What is required: Output the data below exactly, images excluded.

Given records:
####################

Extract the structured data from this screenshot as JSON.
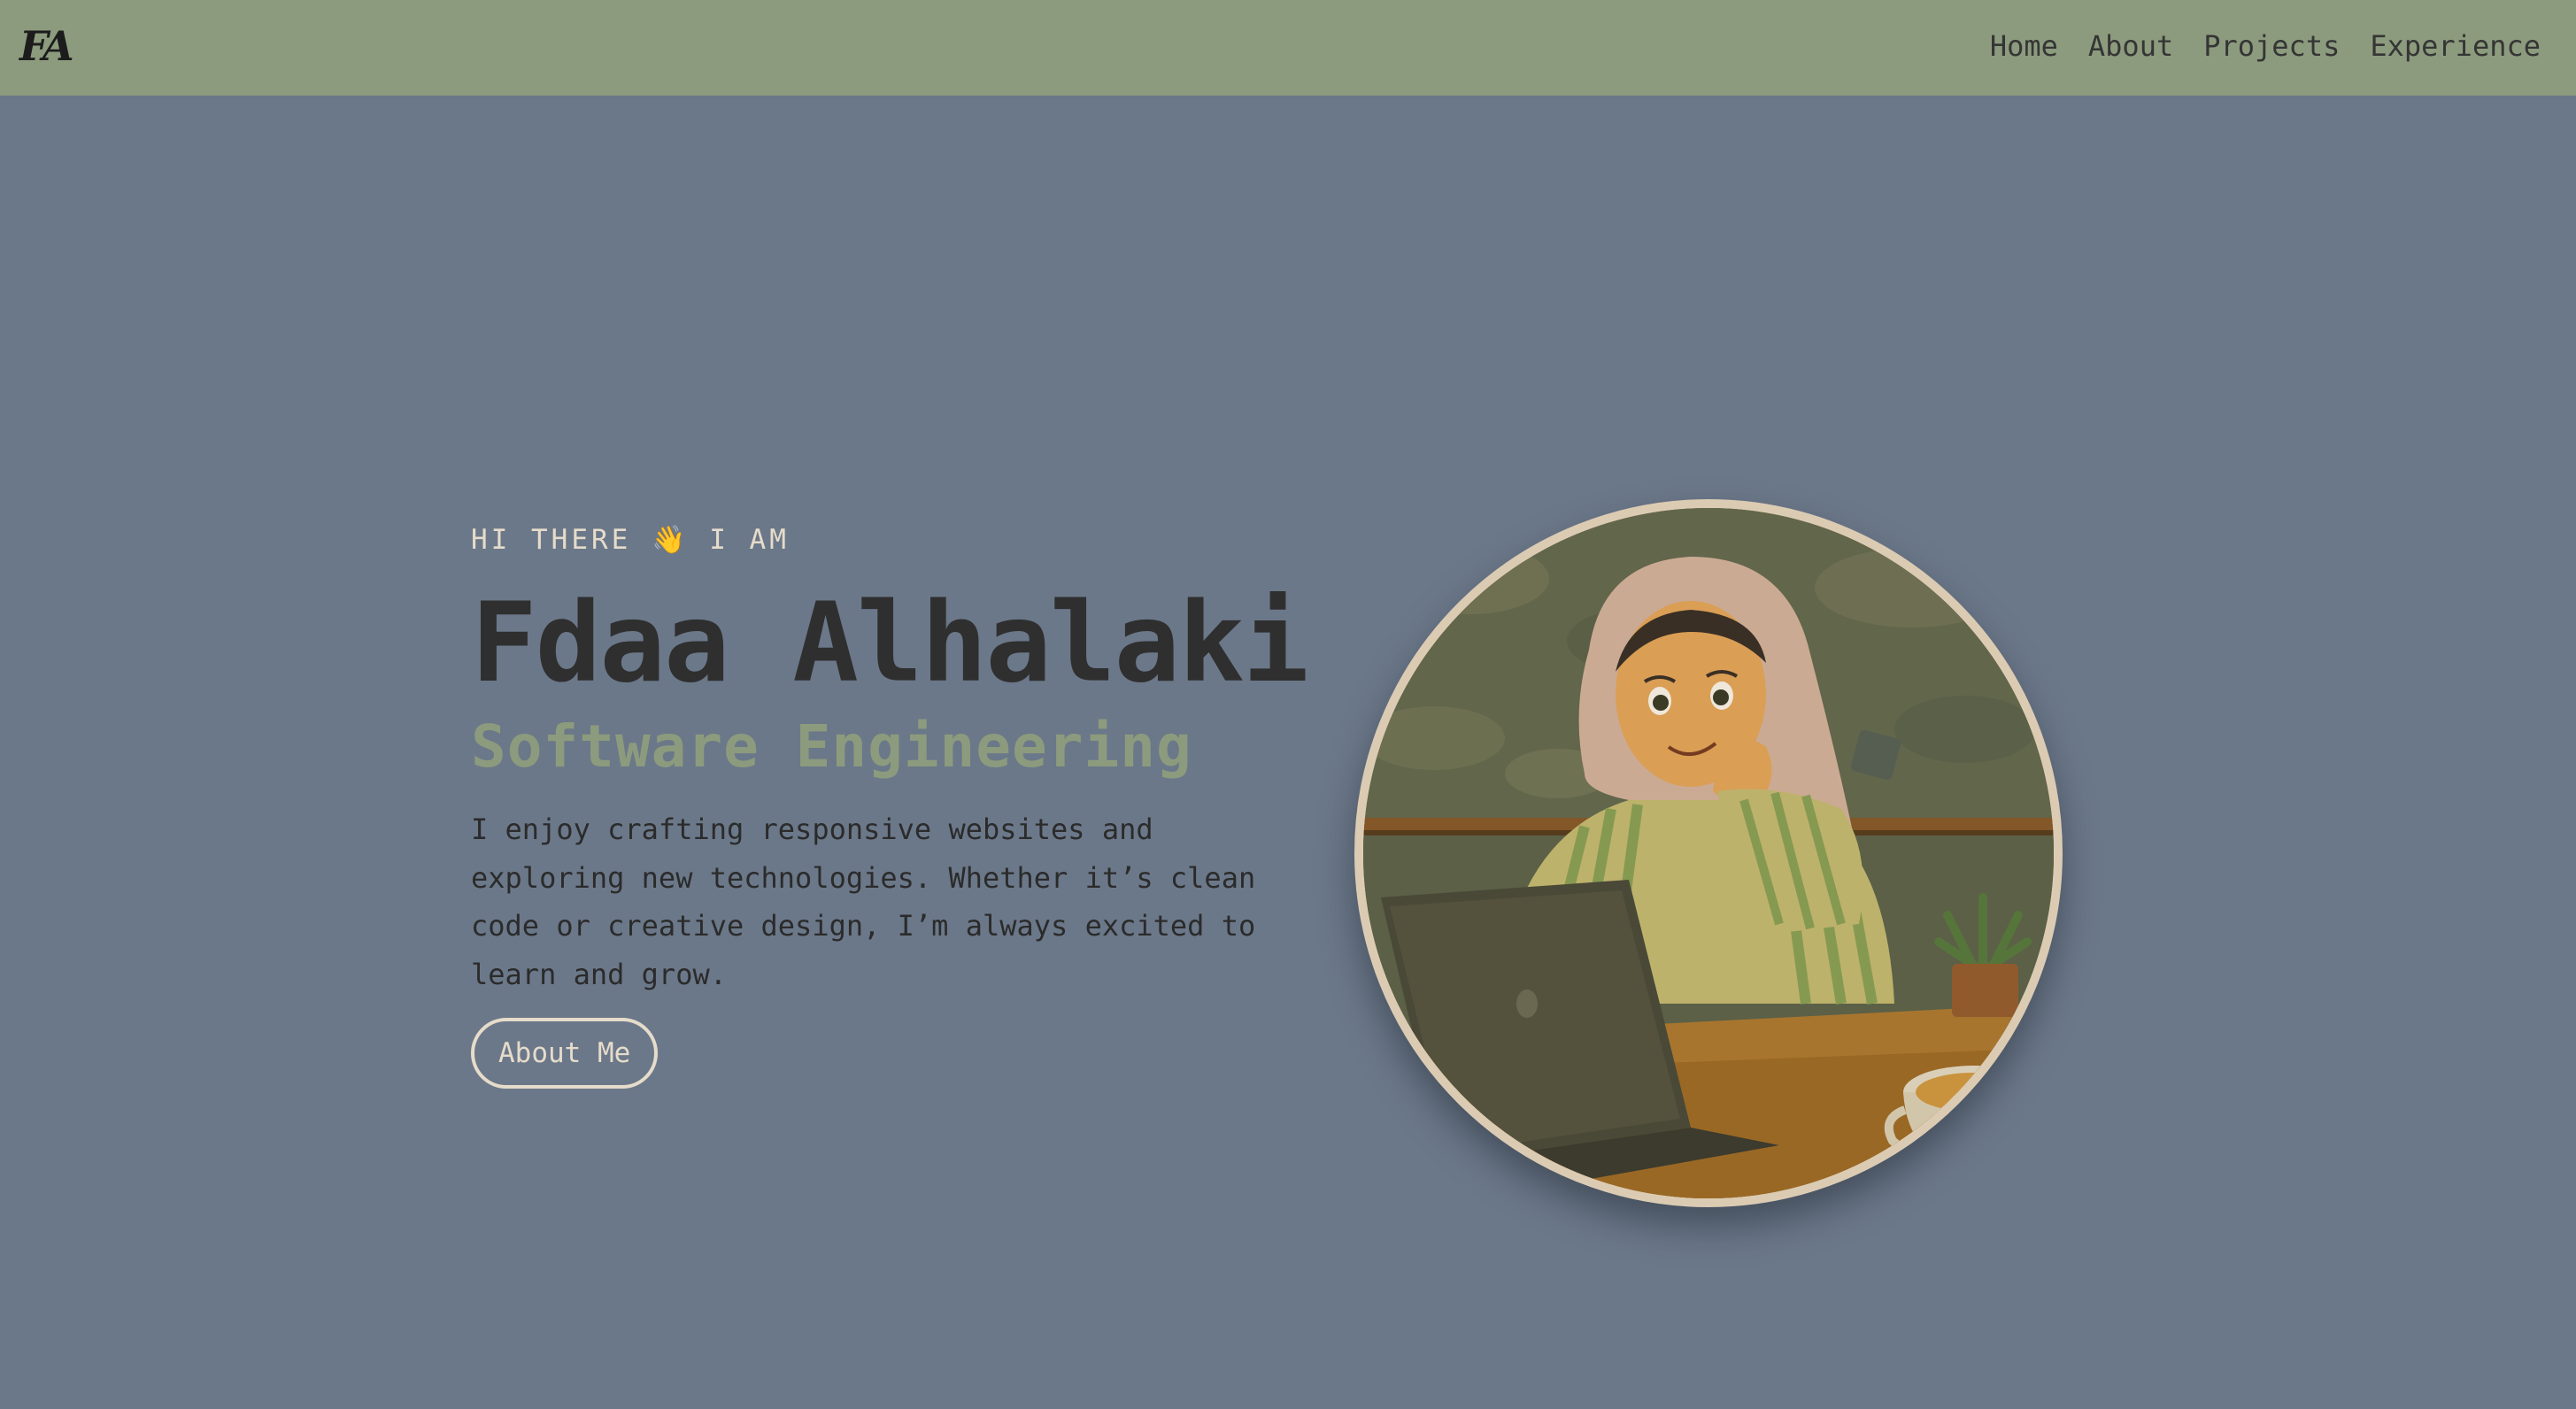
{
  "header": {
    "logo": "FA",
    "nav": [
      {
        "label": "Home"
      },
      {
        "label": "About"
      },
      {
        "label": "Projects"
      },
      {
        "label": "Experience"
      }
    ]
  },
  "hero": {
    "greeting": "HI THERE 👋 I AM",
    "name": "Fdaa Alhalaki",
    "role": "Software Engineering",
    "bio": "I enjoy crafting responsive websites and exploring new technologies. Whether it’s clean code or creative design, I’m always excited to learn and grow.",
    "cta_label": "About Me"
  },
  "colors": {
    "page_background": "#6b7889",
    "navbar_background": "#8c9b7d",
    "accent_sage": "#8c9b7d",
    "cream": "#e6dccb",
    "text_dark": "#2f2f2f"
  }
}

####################

Response to the task:
Extract the structured data from this screenshot as JSON.
{
  "header": {
    "logo": "FA",
    "nav": [
      {
        "label": "Home"
      },
      {
        "label": "About"
      },
      {
        "label": "Projects"
      },
      {
        "label": "Experience"
      }
    ]
  },
  "hero": {
    "greeting": "HI THERE 👋 I AM",
    "name": "Fdaa Alhalaki",
    "role": "Software Engineering",
    "bio": "I enjoy crafting responsive websites and exploring new technologies. Whether it’s clean code or creative design, I’m always excited to learn and grow.",
    "cta_label": "About Me"
  },
  "colors": {
    "page_background": "#6b7889",
    "navbar_background": "#8c9b7d",
    "accent_sage": "#8c9b7d",
    "cream": "#e6dccb",
    "text_dark": "#2f2f2f"
  }
}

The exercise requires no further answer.